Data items
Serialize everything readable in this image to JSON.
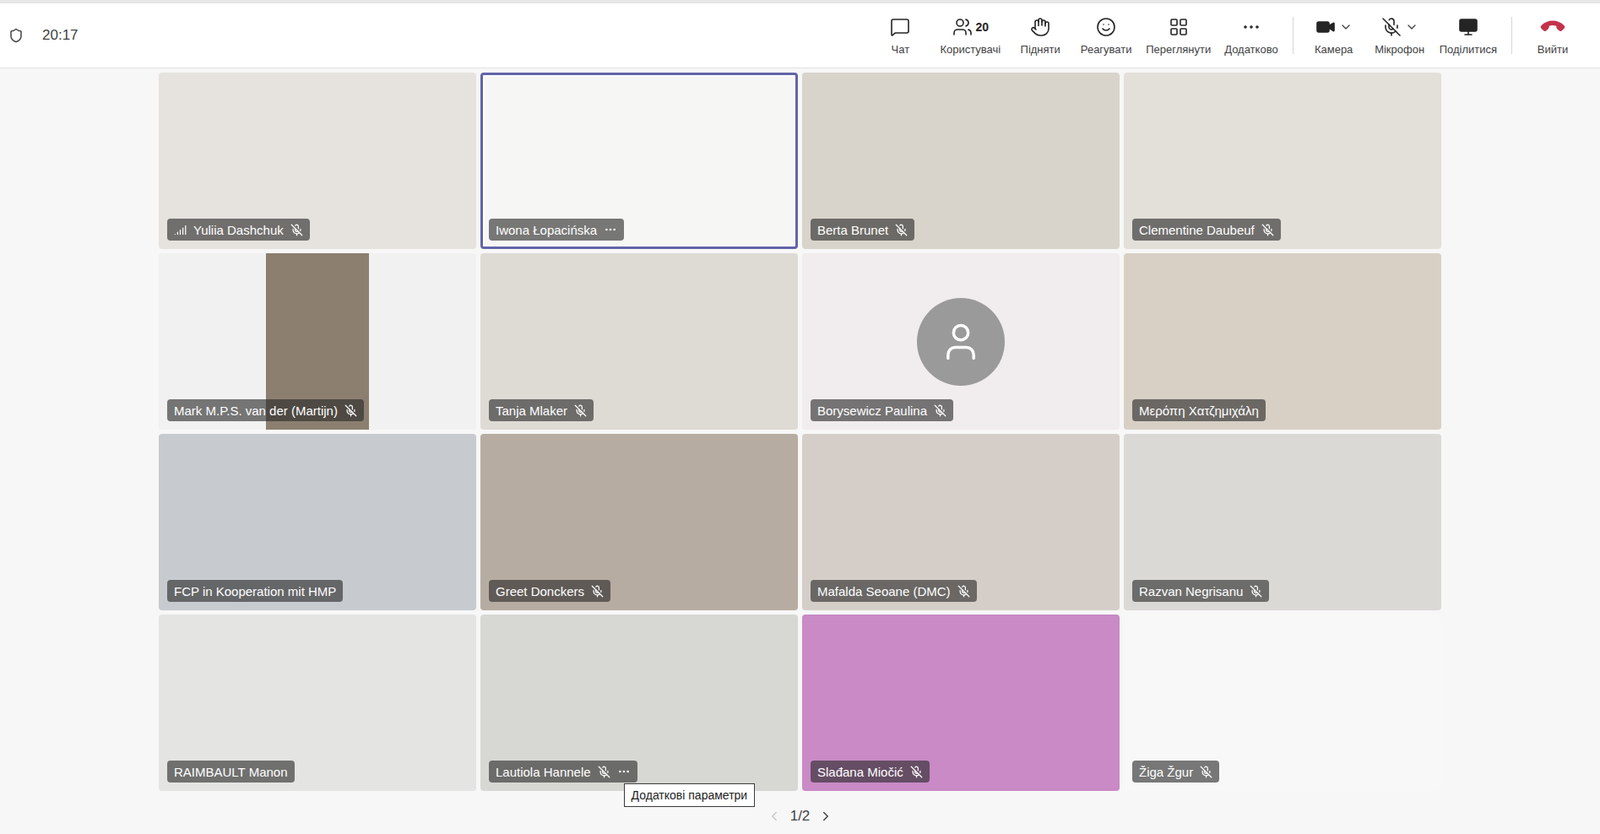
{
  "top_bar": {
    "time": "20:17",
    "toolbar": [
      {
        "label": "Чат",
        "kind": "button",
        "separator_before": false
      },
      {
        "label": "Користувачі",
        "kind": "button",
        "badge": "20",
        "separator_before": false
      },
      {
        "label": "Підняти",
        "kind": "button",
        "separator_before": false
      },
      {
        "label": "Реагувати",
        "kind": "button",
        "separator_before": false
      },
      {
        "label": "Переглянути",
        "kind": "button",
        "separator_before": false
      },
      {
        "label": "Додатково",
        "kind": "button",
        "separator_before": false
      },
      {
        "label": "Камера",
        "kind": "split",
        "separator_before": true
      },
      {
        "label": "Мікрофон",
        "kind": "split",
        "muted": true,
        "separator_before": false
      },
      {
        "label": "Поділитися",
        "kind": "button",
        "separator_before": false
      },
      {
        "label": "Вийти",
        "kind": "leave",
        "separator_before": true
      }
    ]
  },
  "tiles": [
    {
      "name": "Yuliia Dashchuk",
      "kind": "video",
      "color": "#e6e3de",
      "muted": true,
      "speaking": false,
      "more": false,
      "signal": true
    },
    {
      "name": "Iwona Łopacińska",
      "kind": "video",
      "color": "#f6f6f4",
      "muted": false,
      "speaking": true,
      "more": true,
      "signal": false
    },
    {
      "name": "Berta Brunet",
      "kind": "video",
      "color": "#d9d4cb",
      "muted": true,
      "speaking": false,
      "more": false,
      "signal": false
    },
    {
      "name": "Clementine Daubeuf",
      "kind": "video",
      "color": "#e3dfd9",
      "muted": true,
      "speaking": false,
      "more": false,
      "signal": false
    },
    {
      "name": "Mark M.P.S. van der (Martijn)",
      "kind": "portrait",
      "color": "#f1f1f1",
      "portrait_color": "#8c7f70",
      "muted": true,
      "speaking": false,
      "more": false,
      "signal": false
    },
    {
      "name": "Tanja Mlaker",
      "kind": "video",
      "color": "#dedad4",
      "muted": true,
      "speaking": false,
      "more": false,
      "signal": false
    },
    {
      "name": "Borysewicz Paulina",
      "kind": "avatar",
      "color": "#f1ecee",
      "muted": true,
      "speaking": false,
      "more": false,
      "signal": false
    },
    {
      "name": "Μερόπη Χατζημιχάλη",
      "kind": "video",
      "color": "#d8d0c5",
      "muted": false,
      "speaking": false,
      "more": false,
      "signal": false
    },
    {
      "name": "FCP in Kooperation mit HMP",
      "kind": "video",
      "color": "#c7cbcf",
      "muted": false,
      "speaking": false,
      "more": false,
      "signal": false
    },
    {
      "name": "Greet Donckers",
      "kind": "video",
      "color": "#b7aca1",
      "muted": true,
      "speaking": false,
      "more": false,
      "signal": false
    },
    {
      "name": "Mafalda Seoane (DMC)",
      "kind": "video",
      "color": "#d5cec8",
      "muted": true,
      "speaking": false,
      "more": false,
      "signal": false
    },
    {
      "name": "Razvan Negrisanu",
      "kind": "video",
      "color": "#dbd9d5",
      "muted": true,
      "speaking": false,
      "more": false,
      "signal": false
    },
    {
      "name": "RAIMBAULT Manon",
      "kind": "video",
      "color": "#e4e4e2",
      "muted": false,
      "speaking": false,
      "more": false,
      "signal": false
    },
    {
      "name": "Lautiola Hannele",
      "kind": "video",
      "color": "#d7d7d3",
      "muted": true,
      "speaking": false,
      "more": true,
      "signal": false,
      "tooltip": "Додаткові параметри"
    },
    {
      "name": "Slađana Miočić",
      "kind": "video",
      "color": "#c98ac6",
      "muted": true,
      "speaking": false,
      "more": false,
      "signal": false
    },
    {
      "name": "Žiga Žgur",
      "kind": "empty",
      "color": "#f8f8f8",
      "muted": true,
      "speaking": false,
      "more": false,
      "signal": false
    }
  ],
  "pagination": {
    "page": "1/2",
    "prev_disabled": true,
    "next_disabled": false
  }
}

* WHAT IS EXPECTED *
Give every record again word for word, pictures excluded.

* RESULT OF THE EXERCISE *
Serialize everything readable in this image to JSON.
{
  "top_bar": {
    "time": "20:17",
    "toolbar": [
      {
        "label": "Чат",
        "kind": "button",
        "separator_before": false
      },
      {
        "label": "Користувачі",
        "kind": "button",
        "badge": "20",
        "separator_before": false
      },
      {
        "label": "Підняти",
        "kind": "button",
        "separator_before": false
      },
      {
        "label": "Реагувати",
        "kind": "button",
        "separator_before": false
      },
      {
        "label": "Переглянути",
        "kind": "button",
        "separator_before": false
      },
      {
        "label": "Додатково",
        "kind": "button",
        "separator_before": false
      },
      {
        "label": "Камера",
        "kind": "split",
        "separator_before": true
      },
      {
        "label": "Мікрофон",
        "kind": "split",
        "muted": true,
        "separator_before": false
      },
      {
        "label": "Поділитися",
        "kind": "button",
        "separator_before": false
      },
      {
        "label": "Вийти",
        "kind": "leave",
        "separator_before": true
      }
    ]
  },
  "tiles": [
    {
      "name": "Yuliia Dashchuk",
      "kind": "video",
      "color": "#e6e3de",
      "muted": true,
      "speaking": false,
      "more": false,
      "signal": true
    },
    {
      "name": "Iwona Łopacińska",
      "kind": "video",
      "color": "#f6f6f4",
      "muted": false,
      "speaking": true,
      "more": true,
      "signal": false
    },
    {
      "name": "Berta Brunet",
      "kind": "video",
      "color": "#d9d4cb",
      "muted": true,
      "speaking": false,
      "more": false,
      "signal": false
    },
    {
      "name": "Clementine Daubeuf",
      "kind": "video",
      "color": "#e3dfd9",
      "muted": true,
      "speaking": false,
      "more": false,
      "signal": false
    },
    {
      "name": "Mark M.P.S. van der (Martijn)",
      "kind": "portrait",
      "color": "#f1f1f1",
      "portrait_color": "#8c7f70",
      "muted": true,
      "speaking": false,
      "more": false,
      "signal": false
    },
    {
      "name": "Tanja Mlaker",
      "kind": "video",
      "color": "#dedad4",
      "muted": true,
      "speaking": false,
      "more": false,
      "signal": false
    },
    {
      "name": "Borysewicz Paulina",
      "kind": "avatar",
      "color": "#f1ecee",
      "muted": true,
      "speaking": false,
      "more": false,
      "signal": false
    },
    {
      "name": "Μερόπη Χατζημιχάλη",
      "kind": "video",
      "color": "#d8d0c5",
      "muted": false,
      "speaking": false,
      "more": false,
      "signal": false
    },
    {
      "name": "FCP in Kooperation mit HMP",
      "kind": "video",
      "color": "#c7cbcf",
      "muted": false,
      "speaking": false,
      "more": false,
      "signal": false
    },
    {
      "name": "Greet Donckers",
      "kind": "video",
      "color": "#b7aca1",
      "muted": true,
      "speaking": false,
      "more": false,
      "signal": false
    },
    {
      "name": "Mafalda Seoane (DMC)",
      "kind": "video",
      "color": "#d5cec8",
      "muted": true,
      "speaking": false,
      "more": false,
      "signal": false
    },
    {
      "name": "Razvan Negrisanu",
      "kind": "video",
      "color": "#dbd9d5",
      "muted": true,
      "speaking": false,
      "more": false,
      "signal": false
    },
    {
      "name": "RAIMBAULT Manon",
      "kind": "video",
      "color": "#e4e4e2",
      "muted": false,
      "speaking": false,
      "more": false,
      "signal": false
    },
    {
      "name": "Lautiola Hannele",
      "kind": "video",
      "color": "#d7d7d3",
      "muted": true,
      "speaking": false,
      "more": true,
      "signal": false,
      "tooltip": "Додаткові параметри"
    },
    {
      "name": "Slađana Miočić",
      "kind": "video",
      "color": "#c98ac6",
      "muted": true,
      "speaking": false,
      "more": false,
      "signal": false
    },
    {
      "name": "Žiga Žgur",
      "kind": "empty",
      "color": "#f8f8f8",
      "muted": true,
      "speaking": false,
      "more": false,
      "signal": false
    }
  ],
  "pagination": {
    "page": "1/2",
    "prev_disabled": true,
    "next_disabled": false
  }
}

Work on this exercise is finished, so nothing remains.